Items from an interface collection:
--------------------
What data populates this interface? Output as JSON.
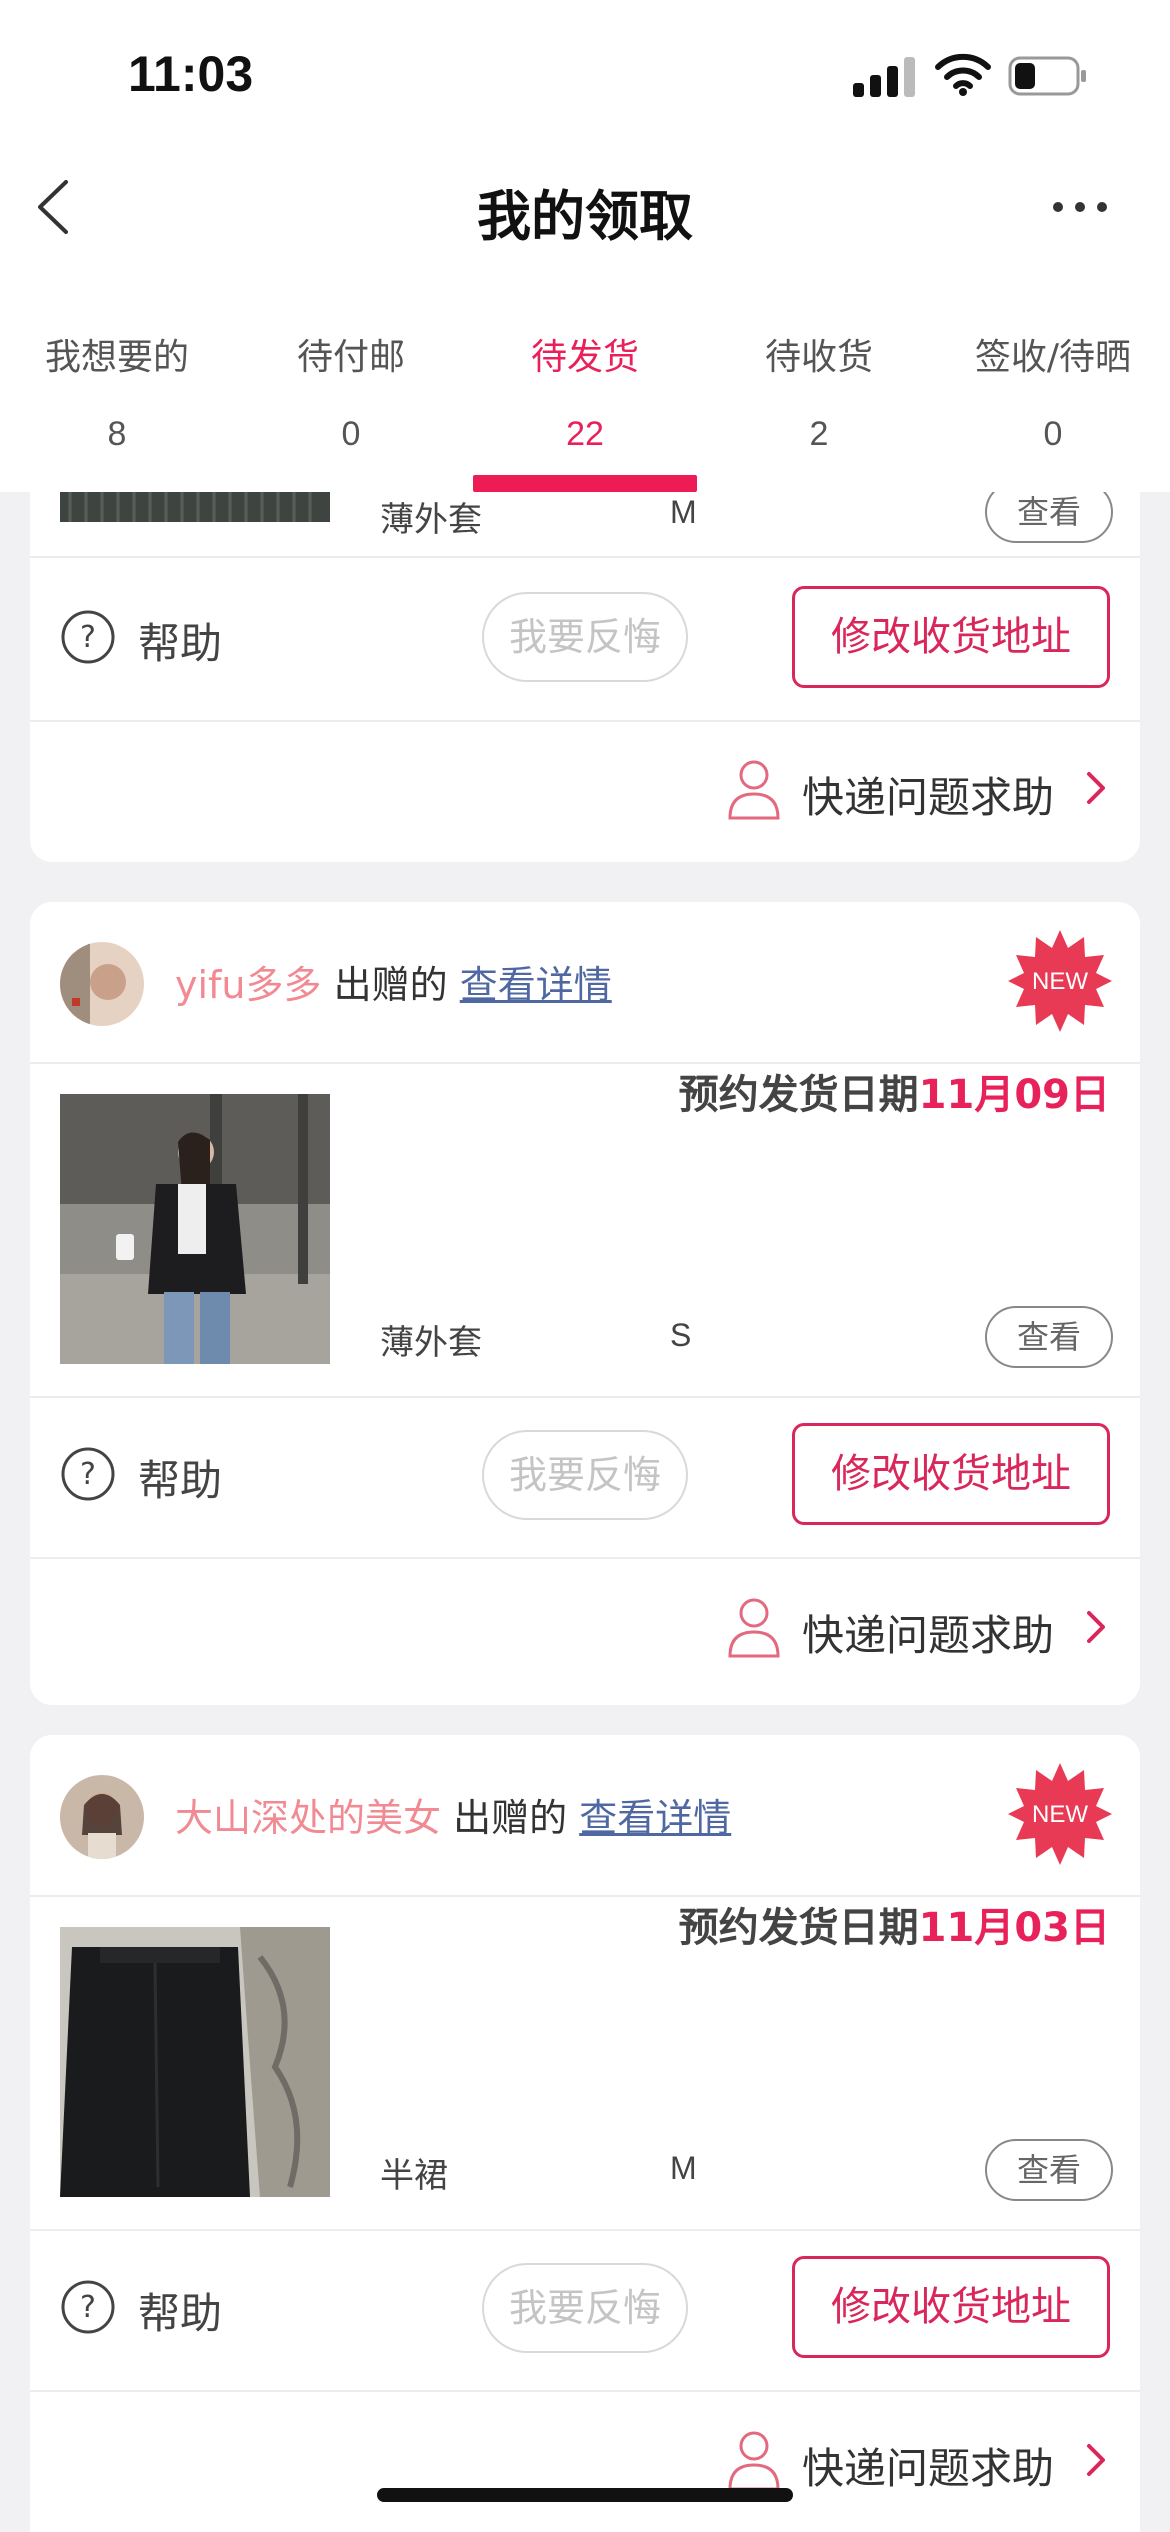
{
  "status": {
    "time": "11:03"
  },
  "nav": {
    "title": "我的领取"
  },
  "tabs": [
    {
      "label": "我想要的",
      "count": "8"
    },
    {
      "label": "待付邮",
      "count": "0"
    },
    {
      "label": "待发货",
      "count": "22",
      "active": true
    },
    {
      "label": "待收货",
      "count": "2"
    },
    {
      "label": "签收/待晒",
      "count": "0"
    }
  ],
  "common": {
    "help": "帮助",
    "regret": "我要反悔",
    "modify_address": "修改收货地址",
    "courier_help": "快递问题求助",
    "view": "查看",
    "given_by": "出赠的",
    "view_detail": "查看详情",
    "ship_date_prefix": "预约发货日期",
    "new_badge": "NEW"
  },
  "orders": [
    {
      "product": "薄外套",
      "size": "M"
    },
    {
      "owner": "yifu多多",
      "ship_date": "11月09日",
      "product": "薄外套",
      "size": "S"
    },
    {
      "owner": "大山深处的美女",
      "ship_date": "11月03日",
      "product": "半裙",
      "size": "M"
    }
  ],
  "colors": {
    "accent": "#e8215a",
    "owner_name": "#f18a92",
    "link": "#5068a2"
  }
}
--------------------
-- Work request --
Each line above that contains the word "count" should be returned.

-- Solution below --
      "count": "8"
      "count": "0"
      "count": "22",
      "count": "2"
      "count": "0"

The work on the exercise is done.